Sir Sigmund Sternberg is perhaps best remembered for quiet diplomacy in relocating a Carmelite convent that had been established at the site of the Nazi concentration camp at Auschwitz in the mid-1980s. Many considered the camp’s presence offensive in a setting where so many Jews had been massacred during the Holocaust. Sternberg negotiated with Poland’s Catholic primate, Jozef Cardinal Glemp, for the removal of the convent, and it was eventually removed in 1993. He is also remembered for facilitating the first-ever papal visit to a site of Jewish worship in 1986, and cultivating the links which led to the recognition of the State of Israel by the Holy See in 1993.

In recognition of his tireless efforts as an interfaith campaigner to improve relations between Jews, Christians, and Muslims, Sir Sigmund Sternberg was awarded the Templeton Prize in 1998. He received the Prize from HRH Prince Philip, the Duke of Edinburgh, in a private ceremony at Buckingham Palace in London. Remarks were delivered by Dr. John Templeton Jr., businessman Maurice Strong, and United Nations Secretary-General Kofi Annan. 

“Sir Sigmund has pioneered and proved inter-religious dialogue as a new force for reconciliation and the understanding of God. He has pointed to the need for a much more effective holistic cooperative work for peace and justice, for dynamic ethics and renewed spirituality. He is bringing his vision of “Shalom” to make religion not a constraint, but a liberating and reconciling force.

The progressive and visionary thinking of Sir Sigmund, tempered by his experience as a businessman and as a successful mediator in inter-religious tensions, leads one to take very seriously the challenge that Sir Sigmund is bringing. He is not satisfied with continuing or consolidating his many remarkable initiatives of the past, but he is launching an inspiring new enterprise that will seek to challenge the world’s business community. Sir Sigmund has used multiple methods and approaches, not only to help solve immediate problems, but also to prevent such problems for future generations. When many have only looked back, he has looked forward; when many have looked only at their own community, he has looked at the needs of his neighbours. He has not been bound by religion, but has been empowered by his faith to liberate himself and others from the bonds of discrimination and prejudice. His own religious community has acknowledged his leadership.”

— Dr. John M. Templeton, Jr.

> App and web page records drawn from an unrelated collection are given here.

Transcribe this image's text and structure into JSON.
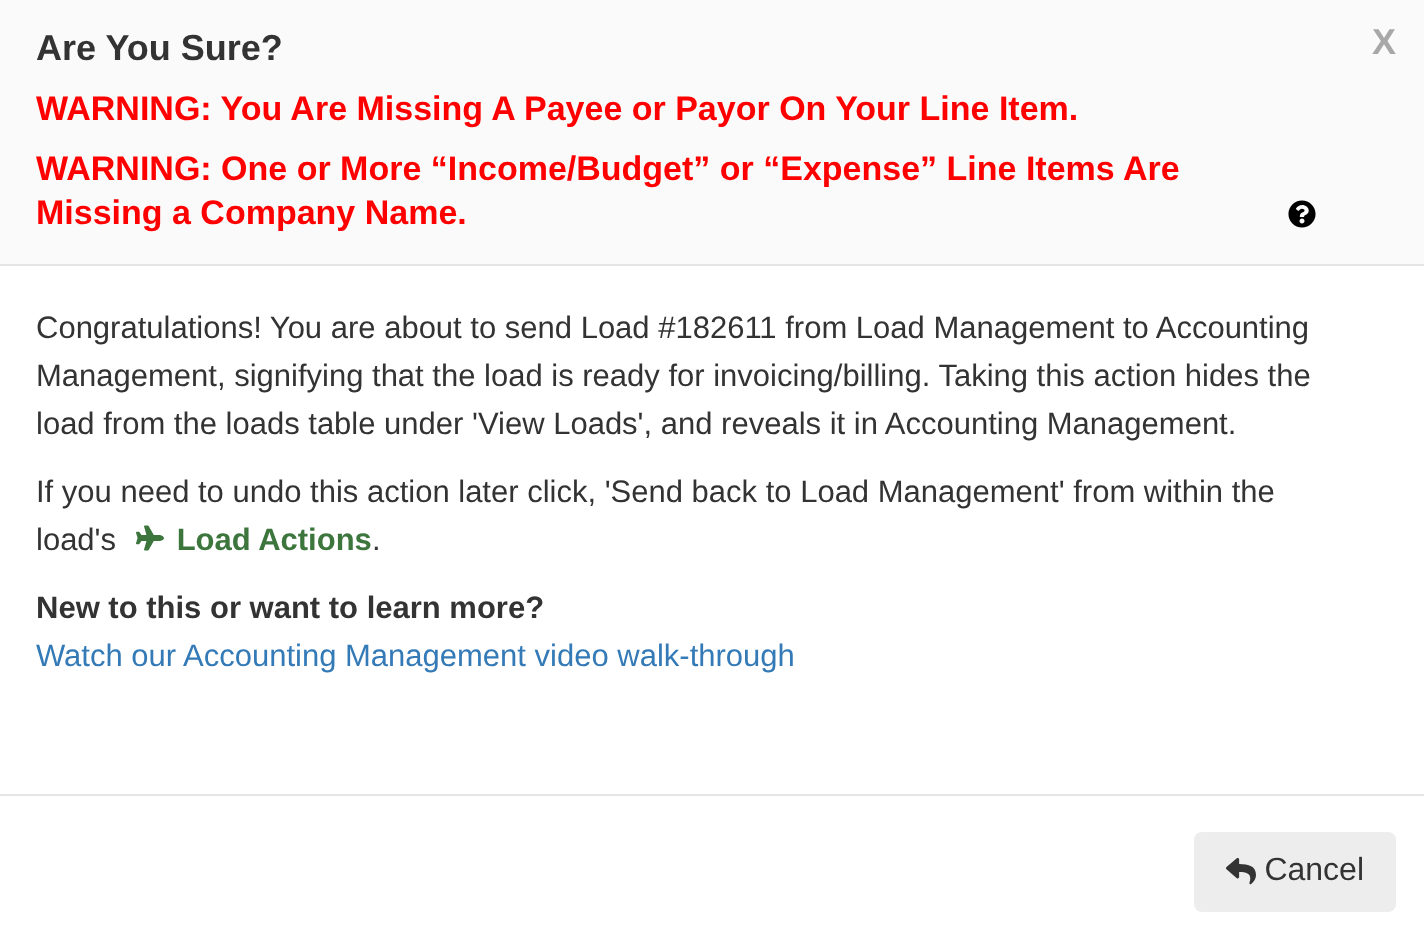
{
  "dialog": {
    "title": "Are You Sure?",
    "close": "X",
    "warnings": [
      "WARNING: You Are Missing A Payee or Payor On Your Line Item.",
      "WARNING: One or More “Income/Budget” or “Expense” Line Items Are Missing a Company Name."
    ],
    "body": [
      {
        "text": "Congratulations! You are about to send Load #182611 from Load Management to Accounting Management, signifying that the load is ready for invoicing/billing. Taking this action hides the load from the loads table under 'View Loads', and reveals it in Accounting Management."
      },
      {
        "text": "If you need to undo this action later click, 'Send back to Load Management' from within the load's",
        "link": "Load Actions",
        "after": "."
      }
    ],
    "learn_heading": "New to this or want to learn more?",
    "learn_link": "Watch our Accounting Management video walk-through",
    "buttons": [
      "Cancel"
    ]
  }
}
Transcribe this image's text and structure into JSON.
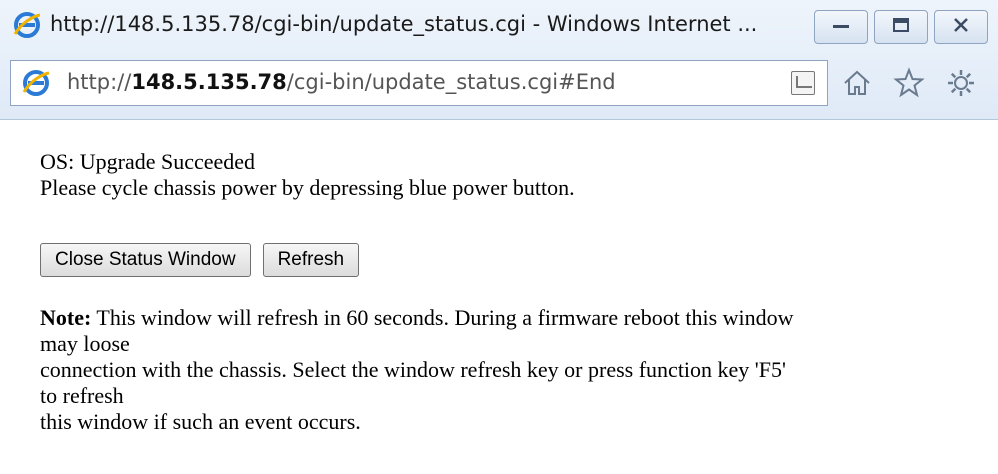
{
  "window": {
    "title": "http://148.5.135.78/cgi-bin/update_status.cgi - Windows Internet ...",
    "buttons": {
      "minimize_icon": "minimize-icon",
      "maximize_icon": "restore-icon",
      "close_icon": "close-icon"
    }
  },
  "address_bar": {
    "prefix": "http://",
    "host": "148.5.135.78",
    "path": "/cgi-bin/update_status.cgi#End"
  },
  "toolbar_icons": [
    "home-icon",
    "star-icon",
    "gear-icon"
  ],
  "content": {
    "status_line1": "OS: Upgrade Succeeded",
    "status_line2": "Please cycle chassis power by depressing blue power button.",
    "buttons": {
      "close_label": "Close Status Window",
      "refresh_label": "Refresh"
    },
    "note": {
      "label": "Note:",
      "line1": " This window will refresh in 60 seconds. During a firmware reboot this window",
      "line2": "may loose",
      "line3": "connection with the chassis. Select the window refresh key or press function key 'F5'",
      "line4": "to refresh",
      "line5": "this window if such an event occurs."
    }
  },
  "colors": {
    "chrome_top": "#eef4fb",
    "chrome_bottom": "#dfeaf7",
    "frame_border": "#8ea4c1"
  }
}
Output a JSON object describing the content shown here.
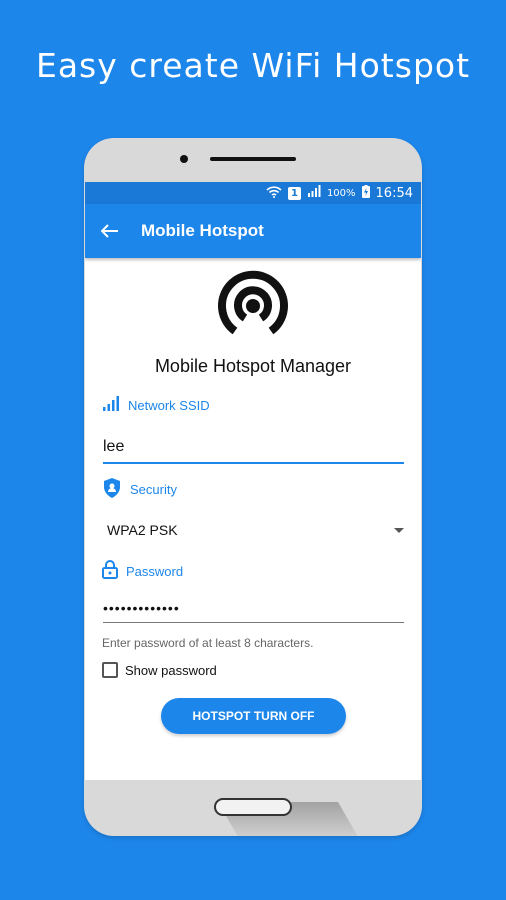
{
  "headline": "Easy create WiFi Hotspot",
  "status_bar": {
    "sim": "1",
    "battery": "100%",
    "time": "16:54",
    "icons": [
      "wifi-hotspot-icon",
      "sim-icon",
      "signal-icon",
      "battery-charging-icon"
    ]
  },
  "app_bar": {
    "back_icon": "back-arrow-icon",
    "title": "Mobile Hotspot"
  },
  "app": {
    "logo_icon": "hotspot-icon",
    "name": "Mobile Hotspot Manager"
  },
  "form": {
    "ssid": {
      "label": "Network SSID",
      "icon": "signal-icon",
      "value": "lee"
    },
    "security": {
      "label": "Security",
      "icon": "shield-icon",
      "value": "WPA2 PSK"
    },
    "password": {
      "label": "Password",
      "icon": "lock-icon",
      "value": "•••••••••••••",
      "hint": "Enter password of at least 8 characters."
    },
    "show_password": {
      "label": "Show password",
      "checked": false
    },
    "toggle_button": "HOTSPOT TURN OFF"
  },
  "colors": {
    "background": "#1d86ea",
    "accent": "#1d86ea",
    "status_bar": "#1a78d6"
  }
}
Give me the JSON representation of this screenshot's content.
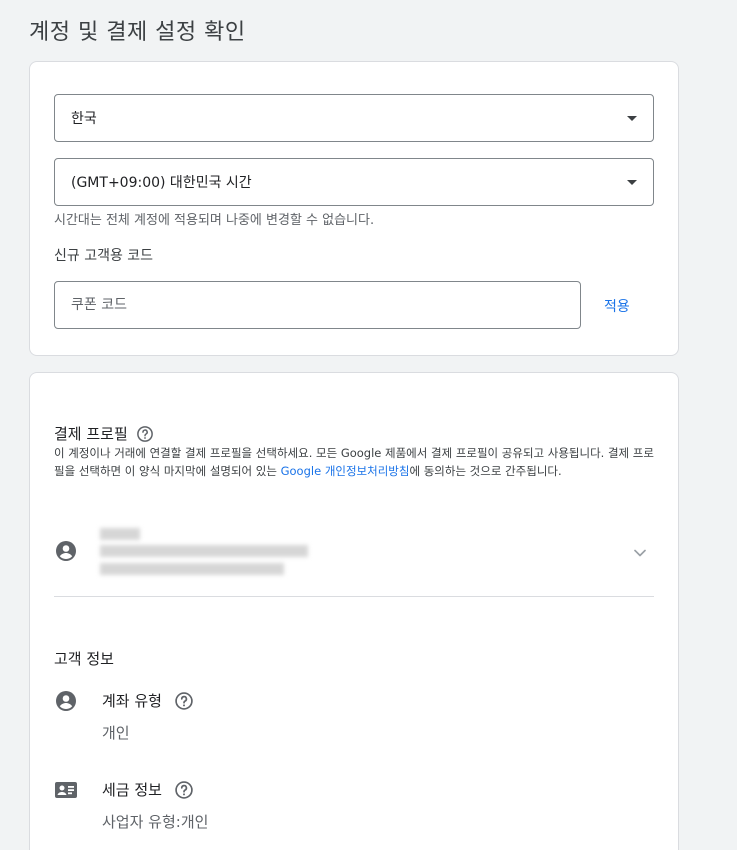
{
  "page": {
    "title": "계정 및 결제 설정 확인"
  },
  "account_settings": {
    "country": {
      "value": "한국"
    },
    "timezone": {
      "value": "(GMT+09:00) 대한민국 시간",
      "hint": "시간대는 전체 계정에 적용되며 나중에 변경할 수 없습니다."
    },
    "coupon": {
      "label": "신규 고객용 코드",
      "placeholder": "쿠폰 코드",
      "apply_label": "적용"
    }
  },
  "payments_profile": {
    "title": "결제 프로필",
    "desc_part1": "이 계정이나 거래에 연결할 결제 프로필을 선택하세요. 모든 Google 제품에서 결제 프로필이 공유되고 사용됩니다. 결제 프로필을 선택하면 이 양식 마지막에 설명되어 있는 ",
    "desc_link": "Google 개인정보처리방침",
    "desc_part2": "에 동의하는 것으로 간주됩니다."
  },
  "customer_info": {
    "title": "고객 정보",
    "account_type": {
      "label": "계좌 유형",
      "value": "개인"
    },
    "tax_info": {
      "label": "세금 정보",
      "value": "사업자 유형:개인"
    }
  },
  "colors": {
    "accent": "#1a73e8",
    "icon": "#5f6368",
    "border": "#80868b"
  },
  "icons": [
    "caret-down-icon",
    "help-icon",
    "account-circle-icon",
    "chevron-down-icon",
    "contact-card-icon"
  ]
}
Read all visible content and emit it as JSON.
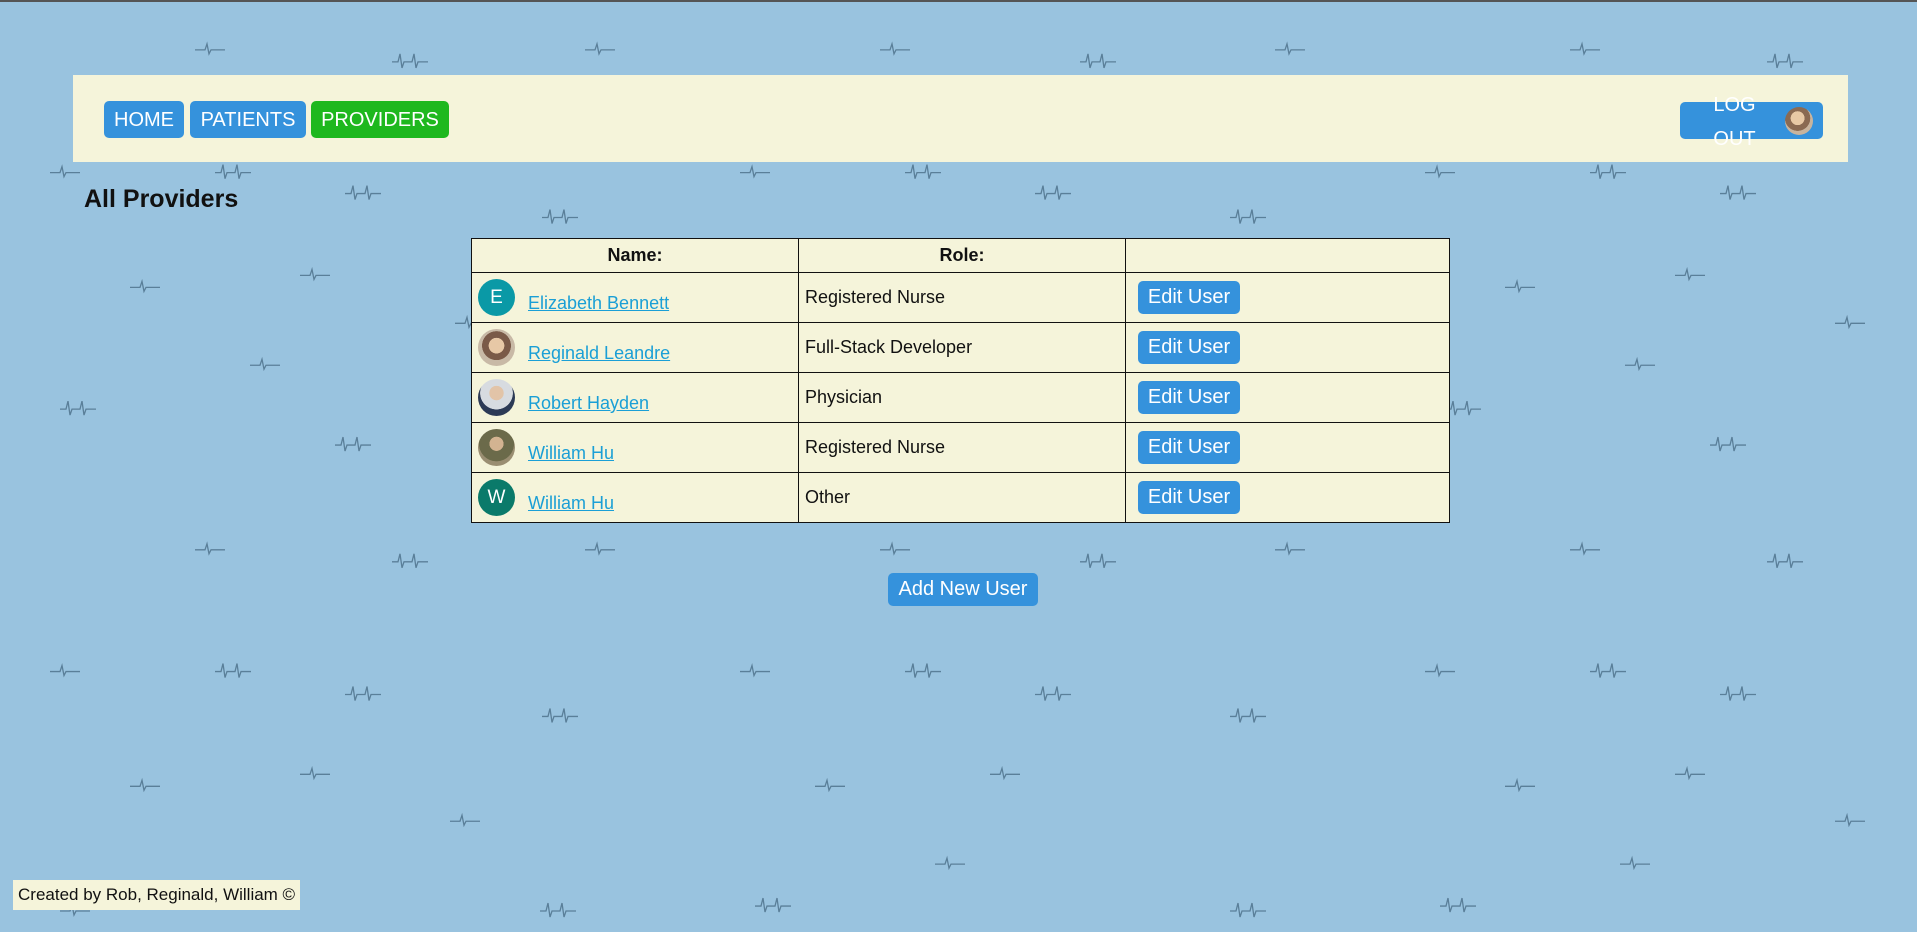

“I do not understand why businessmen are not more widely engaged in interfaith activity. Peace in the community, peace in the world, is in their total interest. It is absolutely to their benefit that the society in which they live, in which they trade, in which they raise their families, is a stable one with a sense of values. The jungle is not conducive to a sense of commerce.

In my travels to all corners of the globe in the pursuit of interfaith understanding, I have come across men and women of all religions who earn their living in business and in commerce who are sustained by and believe in a power for good greater than themselves. That is the power we call God.

The people, merchants, traders, bankers, shop- keepers, comprise a vast global resource for human betterment which has scarcely been tapped. These are people, like few others, with an absolute stake in a stable society, at home and abroad.

What’s more, these are people who know how to dialogue.

They are doing it all day long in the marketplace. These are people who know how to listen to others. If they did not, they would not profit from opportunity.

They are trained in the art of dialogue like few others — and they are out there, on every continent, in every land, every city, even every village, a huge army of intelligent communicators whom we must harness as leaders in that great global conversation which has to take place before we can truly say “all men are brothers.”

— Sir Sigmund Sternberg

Still Curious?

Learn more about Sir Sigmund Sternberg.